First, make sure your mood is right for this. You need to be confident in your story and know where it’s going. You’re almost done! This is exciting. If you’re depressed or having an off day, DO NOT, I repeat, DO NOT hack up your manuscript. Stay the heck away. You need to be in your best zone to do this. Maybe even knock it out in one lovely day with no other responsibilities so that you can feel empowered with it. I like to print off my whole manuscript and do this last revision with a pen, because after I’ve done it all on paper, then I have a moment to check myself as I do it in the document. And always, always save an old version before you get ruthless.
All right. Time for the nitty gritty. What you’re looking for:
—Scenes that end too soon. Do they end strong? Do they give enough information? Is there mystery? Do they keep us reading forward? Check every single scene. Double check. If there’s even the slightest feeling that it’s weak, fix it. This might mean you need to move endings to the beginning of next scenes or move beginnings of scenes backward into the one before it. That’s okay. If it needs to happen, do it.
—Scenes that are too long. This is something I do too much. I keep my characters rambling forward just a paragraph too long, because I think the reader needs to know something–but they would probably be much more interested if I just let them discover it. Cut, cut, cut those endings. Save them all in a file in case your line editor sees something missing and you need to recover some nuggets, but for the most part, those things need to be gone. Don’t cry. It’s okay.
—Unnecessary dialogue. I’m a huge fan of using dialogue to tell the reader things instead of putting it in the narrative. Of course, you’ll already have eliminated places where the dialogue feels unnatural or wrong, but keep an eye out where it’s still lurking. (This stuff lurks and lurks.) Dialogue needs to feel real, and that could mean they talk about soap monsters once in awhile, but make sure it’s all necessary to character development and every bit of it is driving us forward.
—Unnecessary description. Likewise, I find myself with whole paragraphs that don’t have much to do with the story, I just…I just…couldn’t part with them. You have to be cruel to these lovelies. No one is going to do it for you. If it hasn’t made one of your CPs dance with happiness, if it bugs you on bad days, if you catch yourself skimming over it because it’s boring…it needs to go. Get it out of there.
—Anything that interrupts the flow. Anything, anything, anything at all. Characters introduced in a weird way. Info-dumps that may have been missed because they’re actually only a sentence long but gosh-darn-it, they’re still an info-dump. Imagine your book in it’s final, formatted state. Do you have a segway for everything? Do the chapter titles make sense? If the book is in parts, do the parts work together? Scratch things out. Move paragraphs. You’re invincible. Go go go!
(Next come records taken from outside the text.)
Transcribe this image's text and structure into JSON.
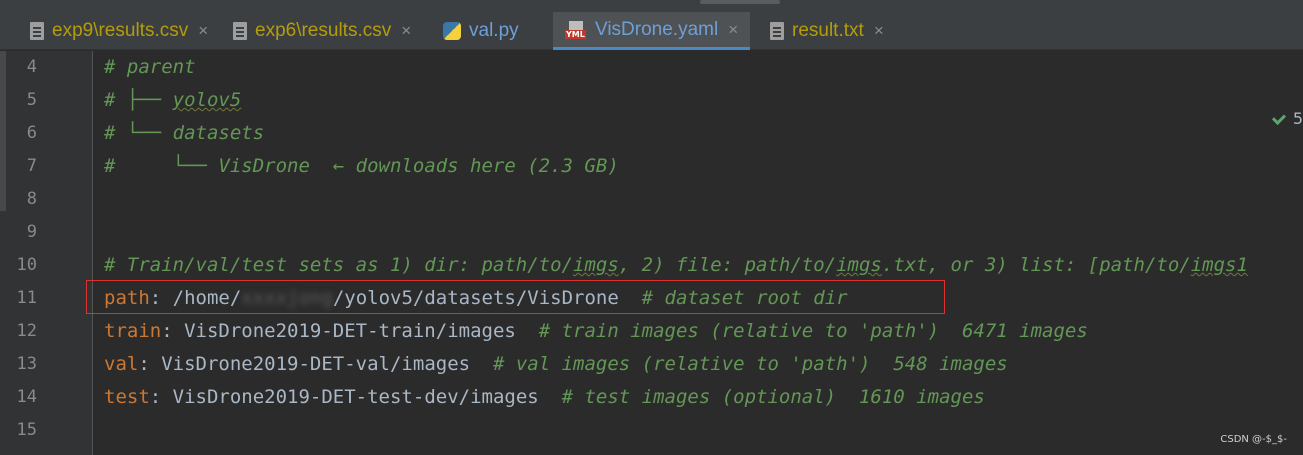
{
  "tabs": [
    {
      "label": "exp9\\results.csv",
      "icon": "text-file-icon",
      "close": "×"
    },
    {
      "label": "exp6\\results.csv",
      "icon": "text-file-icon",
      "close": "×"
    },
    {
      "label": "val.py",
      "icon": "python-file-icon",
      "close": ""
    },
    {
      "label": "VisDrone.yaml",
      "icon": "yaml-file-icon",
      "close": "×",
      "active": true
    },
    {
      "label": "result.txt",
      "icon": "text-file-icon",
      "close": "×"
    }
  ],
  "yaml_badge": "YML",
  "inspection": {
    "count": "5"
  },
  "lines": [
    {
      "num": "4",
      "comment": "# parent"
    },
    {
      "num": "5",
      "comment_prefix": "# ├── ",
      "comment_wavy": "yolov5"
    },
    {
      "num": "6",
      "comment": "# └── datasets"
    },
    {
      "num": "7",
      "comment": "#     └── VisDrone  ← downloads here (2.3 GB)"
    },
    {
      "num": "8"
    },
    {
      "num": "9"
    },
    {
      "num": "10",
      "comment_a": "# Train/val/test sets as 1) dir: path/to/",
      "comment_wavy_a": "imgs",
      "comment_b": ", 2) file: path/to/",
      "comment_wavy_b": "imgs",
      "comment_c": ".txt, or 3) list: [path/to/",
      "comment_wavy_c": "imgs1"
    },
    {
      "num": "11",
      "key": "path",
      "sep": ": ",
      "value_a": "/home/",
      "value_blur": "xxxxjong",
      "value_b": "/yolov5/datasets/VisDrone",
      "comment": "  # dataset root dir"
    },
    {
      "num": "12",
      "key": "train",
      "sep": ": ",
      "value": "VisDrone2019-DET-train/images",
      "comment": "  # train images (relative to 'path')  6471 images"
    },
    {
      "num": "13",
      "key": "val",
      "sep": ": ",
      "value": "VisDrone2019-DET-val/images",
      "comment": "  # val images (relative to 'path')  548 images"
    },
    {
      "num": "14",
      "key": "test",
      "sep": ": ",
      "value": "VisDrone2019-DET-test-dev/images",
      "comment": "  # test images (optional)  1610 images"
    },
    {
      "num": "15"
    }
  ],
  "watermark": "CSDN @-$_$-"
}
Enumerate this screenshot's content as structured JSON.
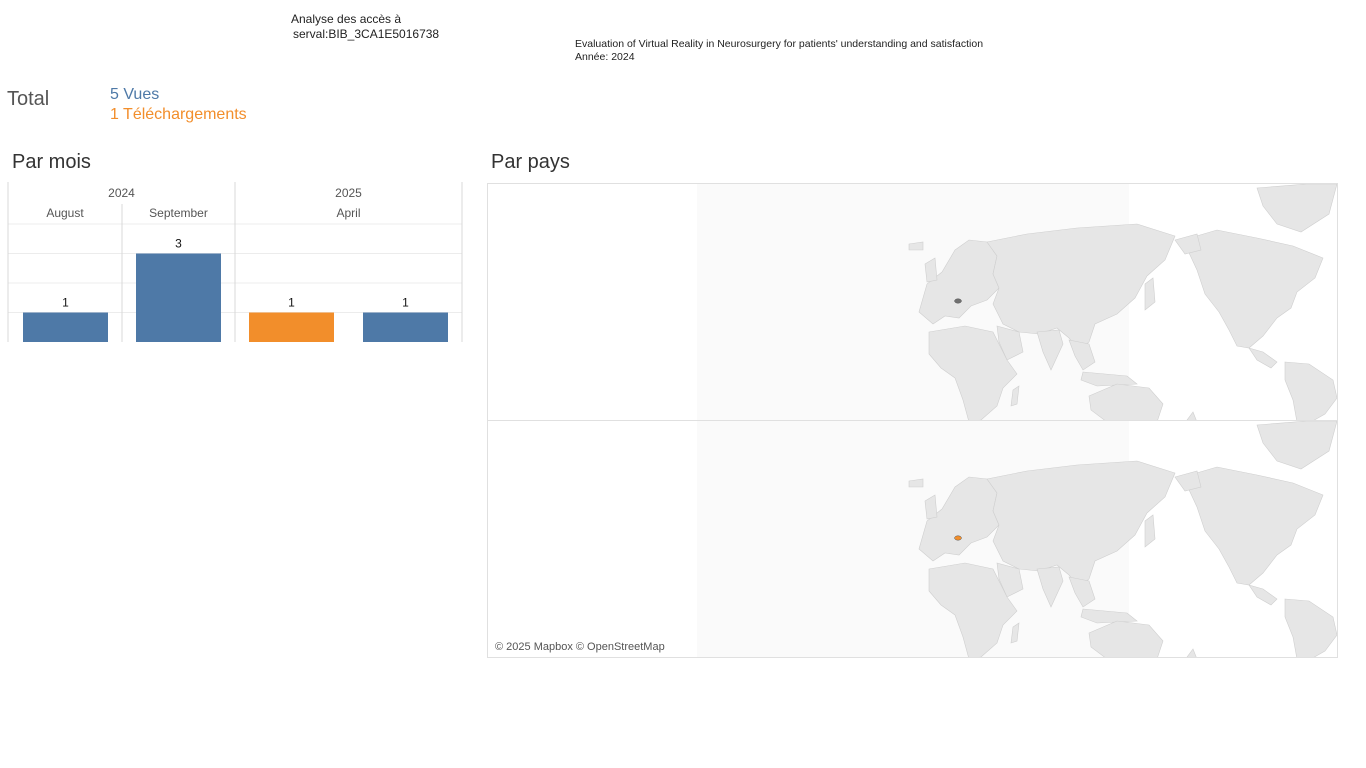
{
  "header": {
    "line1": "Analyse des accès à",
    "line2": "serval:BIB_3CA1E5016738",
    "doc_title": "Evaluation of Virtual Reality in Neurosurgery for patients' understanding and satisfaction",
    "year_line": "Année: 2024"
  },
  "totals": {
    "label": "Total",
    "views": "5 Vues",
    "downloads": "1 Téléchargements"
  },
  "colors": {
    "views": "#4e79a7",
    "downloads": "#f28e2b",
    "land": "#e6e6e6",
    "border": "#cfcfcf"
  },
  "sections": {
    "by_month": "Par mois",
    "by_country": "Par pays"
  },
  "map": {
    "attribution": "© 2025 Mapbox © OpenStreetMap"
  },
  "chart_data": {
    "type": "bar",
    "title": "Par mois",
    "years": [
      {
        "label": "2024",
        "months": [
          "August",
          "September"
        ]
      },
      {
        "label": "2025",
        "months": [
          "April"
        ]
      }
    ],
    "bars": [
      {
        "year": "2024",
        "month": "August",
        "metric": "Vues",
        "value": 1
      },
      {
        "year": "2024",
        "month": "September",
        "metric": "Vues",
        "value": 3
      },
      {
        "year": "2025",
        "month": "April",
        "metric": "Téléchargements",
        "value": 1
      },
      {
        "year": "2025",
        "month": "April",
        "metric": "Vues",
        "value": 1
      }
    ],
    "ylim": [
      0,
      4
    ],
    "grid": true
  }
}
As the publisher, you don’t have loads of professionals sifting through this. If you have a line editor and a copyeditor (and you better have a copyeditor), assume they don’t exist, because there will still be plenty for them to catch. At this juncture, it’s just you, baby. You and your utter, cold-hearted ruthless pen. Slice, dice, toss, reword, rethink, rearrange until that thing looks like a freaking bestseller. And you know what that means?
Wheeee! You’re ready for the scary land of line edits! YOU DID THIS THING!!!